Claudio Borio of the Bank for International Settlements, whom The Economist has called “one of the world’s most provocative and interesting monetary economists,” proposed challenging some of the “deeply‐held beliefs” of monetary policy, including the idea that monetary policy is “neutral,” or that deflations are always disastrous. Rep. Bill Huizenga (R‐Mich.), who chairs the House Financial Services Subcommittee on Monetary Policy and Trade, discussed his legislation requiring the Fed to adopt an explicit policy rule, among other reforms. “The Fed ultimately must be accountable to the people’s representatives, as well as to the hard‐working taxpayers themselves,” he said.
Evaluating the TTIP
“It’s been quite a year for trade policy,” Cato’s Dan Ikenson remarked at the beginning of Cato’s conference, “Will the Transatlantic Trade and Investment Partnership Live Up to Its Promise?” “I think we are about to embark on a robust debate in the United States about the TTIP.” Cato’s conference helped prime for that debate, featuring leading trade experts who analyzed TTIP’s status and geopolitical implications. The day opened with a keynote address from Shawn Donnan of the Financial Times, who predicted that the deal may prove difficult to get through the Obama administration. Despite the fact that negotiations began in 2013, he said, “A lot of the conversations feel like they’re just getting started.” The conference, which was broadcast on C-SPAN, continued with discussions of what is at stake in the negotiations — from GMO regulations, to labor and environmental standards, to intellectual property issues.
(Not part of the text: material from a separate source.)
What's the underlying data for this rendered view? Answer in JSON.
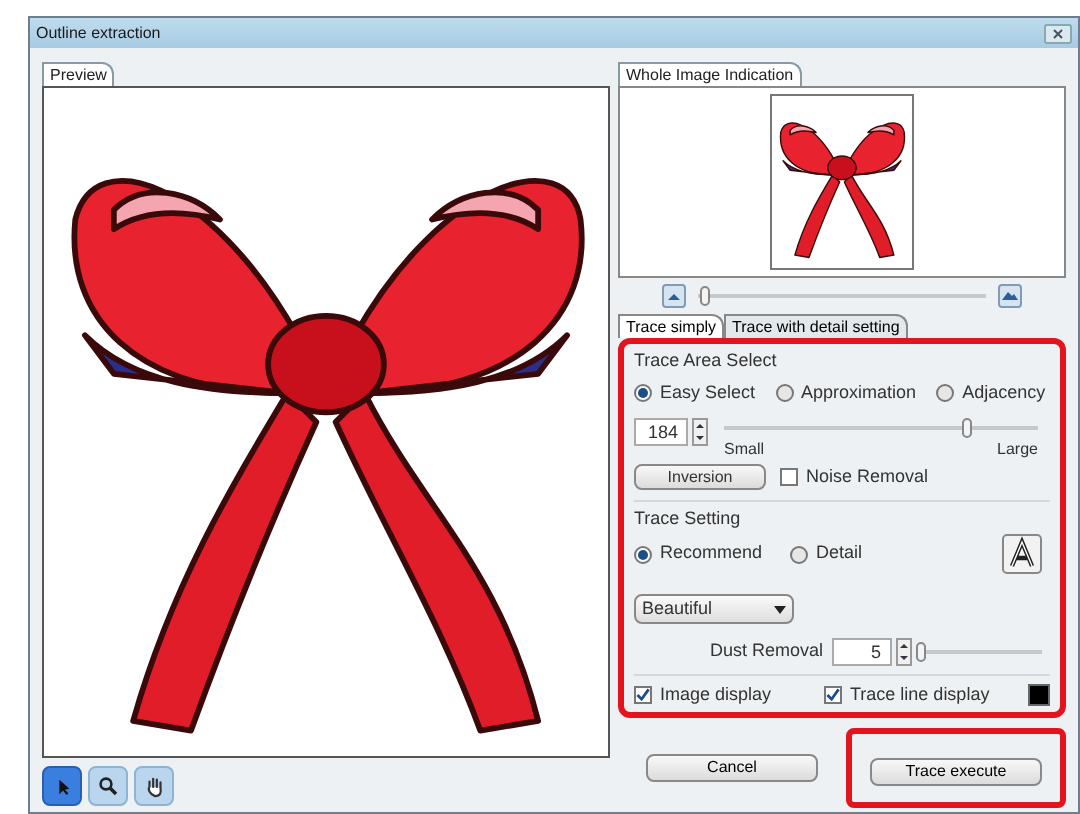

Speakers including Michelle Egan, a professor at the American University’s School of International Service, and Swedish economist Fredrik Erixon, succinctly explained some of the complex issues under negotiation, like standards‐related trade barriers and TTIP’s effect on global trade policy. The participants also wrote essays on crucial aspects of TTIP, all of which are available online at www.cato.org.